Today we will start with a tooth whitening story that will take us to the Supreme Court and occupational licensing…
The Tooth Whitening Case
North Carolina’s Board of Dental Examiners was composed of six dentists, one hygienist, and one “citizen member.” Like all dentists in the state, those on the Board were charging as much as $1000 for a whitening treatment. A similar procedure at a shopping mall kiosk could cost $75 to $125.
So you can see why the State Dental Board sent intimidating letters to those mall kiosks. Told they were committing a crime, the whitening businesses were supposed to stop doing what only licensed dentists could do. The letters didn’t work. Instead, the Board wound up with a Supreme Court decision that supported the mall-whiteners.
The Court Decision
In 2015, a majority of the Supreme Court said that a state board mostly made up of dentists was constraining competition. Violating antitrust law, those dentists on the board were preventing competitors from entering the market. Because the Board had violated the Sherman Antitrust Act, the Supreme Court reduced its licensing power.
Looking at occupational licensing, we could say that the North Carolina Supreme Court decision was the exception. For decades, states have vastly increased their occupational licensing power. During the past 50 years, the number of licensed occupations has skyrocketed from 5% of U.S. workers to 25% (or so).
As for the occupations we are talking about, healthcare is at the top of the list:
Providing a different perspective, this list gives us a good idea of the lower-income occupations that require licenses:
I thought also you might want to see what getting a license usually involves. The following table is based on a Harris Poll survey taken by approximately 10,000 workers:
Our Bottom Line: New Licensing Issues
In the past, we’ve looked at the licensing debate through a government lens. Saying it was exclusionary, we used supply and demand to illustrate the benefits and costs. On the plus side we saw less supply creating higher wages and regulation elevating quality. But the status quo was also limiting innovation and constraining labor markets.
Now though, I see there is so much more. According to Northwestern University sociologist Beth Redbird, we’ve ignored the women and minorities who benefited from licensing. Her research revealed that the objective standards of a state license opened doors for people who had been blocked by discrimination. Also, scholars had not considered the complementary institutions like training schools where job opportunities multiplied nor the restructuring that licensing generates.
Beyond supply, demand, and antitrust law, there is much more to be learned about occupational licensing.
My sources and more: Hearing an Econtalk podcast about the study from Northwestern, I realized it was time to update a 2014 post.

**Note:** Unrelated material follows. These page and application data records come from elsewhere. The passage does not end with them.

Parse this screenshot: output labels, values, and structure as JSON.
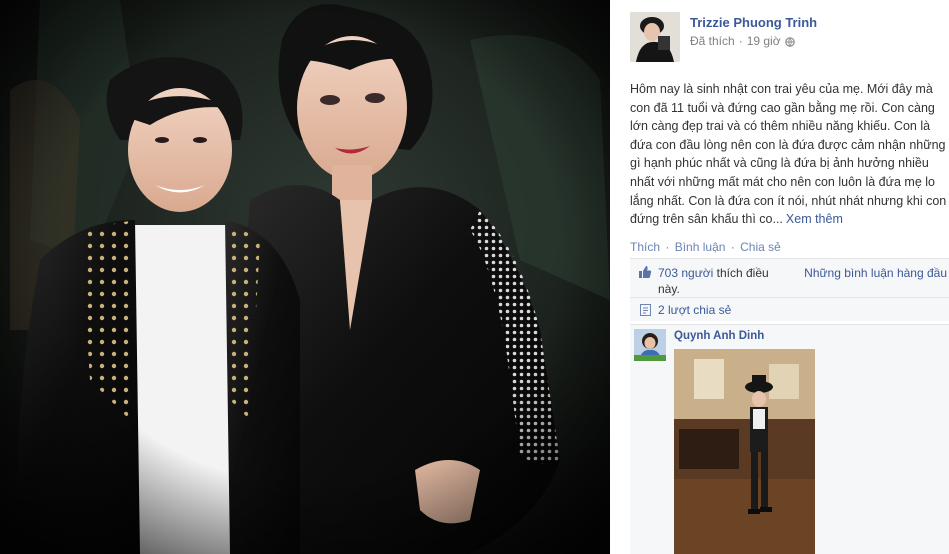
{
  "post": {
    "author_name": "Trizzie Phuong Trinh",
    "liked_label": "Đã thích",
    "separator": "·",
    "time": "19 giờ",
    "text": "Hôm nay là sinh nhật con trai yêu của mẹ. Mới đây mà con đã 11 tuổi và đứng cao gần bằng mẹ rồi. Con càng lớn càng đẹp trai và có thêm nhiều năng khiếu. Con là đứa con đầu lòng nên con là đứa được cảm nhận những gì hạnh phúc nhất và cũng là đứa bị ảnh hưởng nhiều nhất với những mất mát cho nên con luôn là đứa mẹ lo lắng nhất. Con là đứa con ít nói, nhút nhát nhưng khi con đứng trên sân khấu thì co...",
    "see_more": "Xem thêm"
  },
  "actions": {
    "like": "Thích",
    "comment": "Bình luận",
    "share": "Chia sẻ",
    "sep": "·"
  },
  "likes": {
    "count": "703 người",
    "suffix": "thích điều này.",
    "sort_label": "Những bình luận hàng đầu"
  },
  "shares": {
    "label": "2 lượt chia sẻ"
  },
  "comment": {
    "author": "Quynh Anh Dinh"
  },
  "icons": {
    "privacy": "globe-icon",
    "like": "thumbs-up-icon",
    "share": "share-icon",
    "sort": "caret-down-icon"
  },
  "colors": {
    "link": "#3b5998",
    "muted": "#7f7f7f",
    "panel_bg": "#f6f7f9"
  }
}
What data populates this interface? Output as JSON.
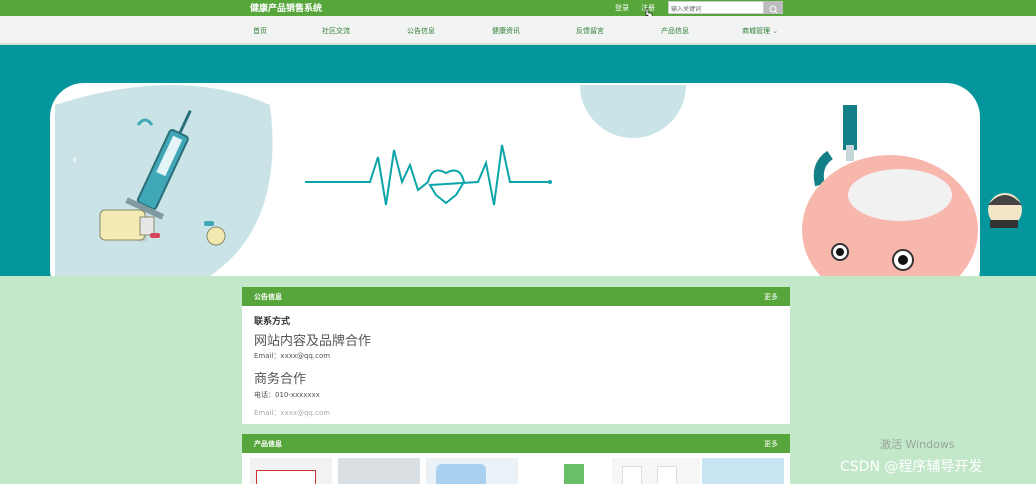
{
  "header": {
    "site_title": "健康产品销售系统",
    "login": "登录",
    "register": "注册",
    "search_placeholder": "输入关键词"
  },
  "nav": {
    "items": [
      "首页",
      "社区交流",
      "公告信息",
      "健康资讯",
      "反馈留言",
      "产品信息",
      "商城管理"
    ]
  },
  "notice": {
    "title": "公告信息",
    "more": "更多",
    "contact_title": "联系方式",
    "heading1": "网站内容及品牌合作",
    "email1": "Email：xxxx@qq.com",
    "heading2": "商务合作",
    "phone": "电话：010-xxxxxxx",
    "email2": "Email：xxxx@qq.com"
  },
  "products": {
    "title": "产品信息",
    "more": "更多"
  },
  "watermark": {
    "activate": "激活 Windows",
    "csdn": "CSDN @程序辅导开发"
  },
  "colors": {
    "green": "#56a63b",
    "teal": "#04969c",
    "page_bg": "#c2e7c9"
  }
}
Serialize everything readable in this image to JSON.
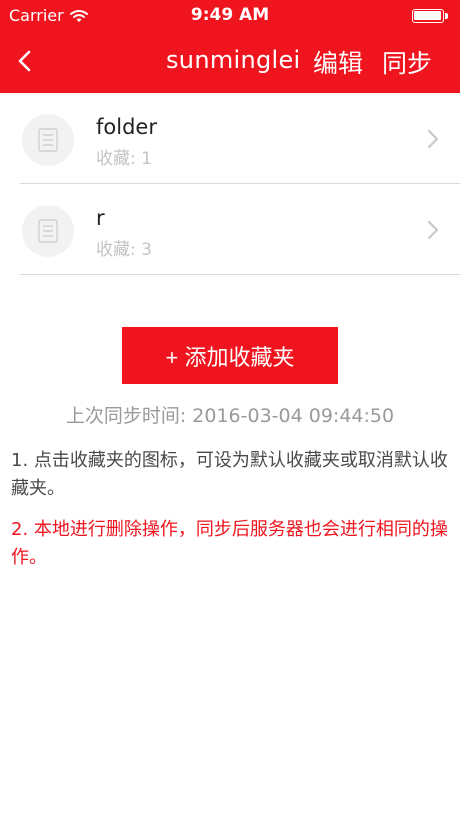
{
  "status_bar": {
    "carrier": "Carrier",
    "time": "9:49 AM"
  },
  "nav": {
    "title": "sunminglei",
    "edit_label": "编辑",
    "sync_label": "同步"
  },
  "folders": [
    {
      "name": "folder",
      "count_text": "收藏: 1"
    },
    {
      "name": "r",
      "count_text": "收藏: 3"
    }
  ],
  "add_button_label": "+ 添加收藏夹",
  "sync_info": {
    "label": "上次同步时间:",
    "value": "2016-03-04 09:44:50"
  },
  "notes": [
    "1. 点击收藏夹的图标，可设为默认收藏夹或取消默认收藏夹。",
    "2. 本地进行删除操作，同步后服务器也会进行相同的操作。"
  ],
  "colors": {
    "brand_red": "#f0141e",
    "muted_text": "#9a9a9a",
    "divider": "#d9d9d9"
  },
  "icons": [
    "wifi-icon",
    "battery-icon",
    "back-chevron-icon",
    "list-icon",
    "chevron-right-icon"
  ]
}
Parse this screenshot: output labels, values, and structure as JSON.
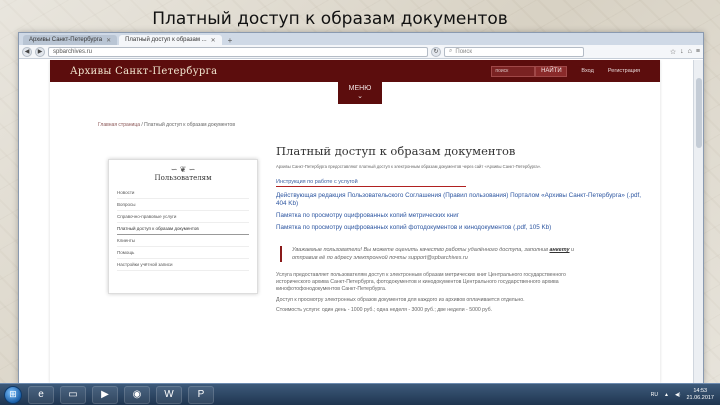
{
  "slide": {
    "title": "Платный доступ к образам документов"
  },
  "browser": {
    "tabs": [
      {
        "label": "Архивы Санкт-Петербурга"
      },
      {
        "label": "Платный доступ к образам ..."
      }
    ],
    "url": "spbarchives.ru",
    "search_placeholder": "Поиск"
  },
  "site": {
    "logo": "Архивы Санкт-Петербурга",
    "search_placeholder": "поиск",
    "find_label": "НАЙТИ",
    "login_label": "Вход",
    "register_label": "Регистрация",
    "menu_label": "МЕНЮ",
    "breadcrumb_home": "Главная страница",
    "breadcrumb_current": "Платный доступ к образам документов"
  },
  "sidebar": {
    "title": "Пользователям",
    "items": [
      {
        "label": "Новости"
      },
      {
        "label": "Вопросы"
      },
      {
        "label": "Справочно-правовые услуги"
      },
      {
        "label": "Платный доступ к образам документов"
      },
      {
        "label": "Клиенты"
      },
      {
        "label": "Помощь"
      },
      {
        "label": "Настройки учётной записи"
      }
    ]
  },
  "main": {
    "title": "Платный доступ к образам документов",
    "intro": "Архивы Санкт-Петербурга предоставляют платный доступ к электронным образам документов через сайт «Архивы Санкт-Петербурга».",
    "instruction_link": "Инструкция по работе с услугой",
    "links": [
      "Действующая редакция Пользовательского Соглашения (Правил пользования) Порталом «Архивы Санкт-Петербурга» (.pdf, 404 Kb)",
      "Памятка по просмотру оцифрованных копий метрических книг",
      "Памятка по просмотру оцифрованных копий фотодокументов и кинодокументов (.pdf, 105 Kb)"
    ],
    "notice_before": "Уважаемые пользователи! Вы можете оценить качество работы удалённого доступа, заполнив ",
    "notice_bold": "анкету",
    "notice_after": " и отправив её по адресу электронной почты support@spbarchives.ru",
    "paragraphs": [
      "Услуга предоставляет пользователям доступ к электронным образам метрических книг Центрального государственного исторического архива Санкт-Петербурга, фотодокументов и кинодокументов Центрального государственного архива кинофотофонодокументов Санкт-Петербурга.",
      "Доступ к просмотру электронных образов документов для каждого из архивов оплачивается отдельно.",
      "Стоимость услуги: один день - 1000 руб.; одна неделя - 3000 руб.; две недели - 5000 руб."
    ]
  },
  "taskbar": {
    "time": "14:53",
    "date": "21.06.2017",
    "lang": "RU"
  }
}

From there I discovered recent papers from Brookings, the Hamilton Project, and this BloombergView article. Especially though, it was fun returning the the 2015 SCOTUSblog for the teeth whitening case.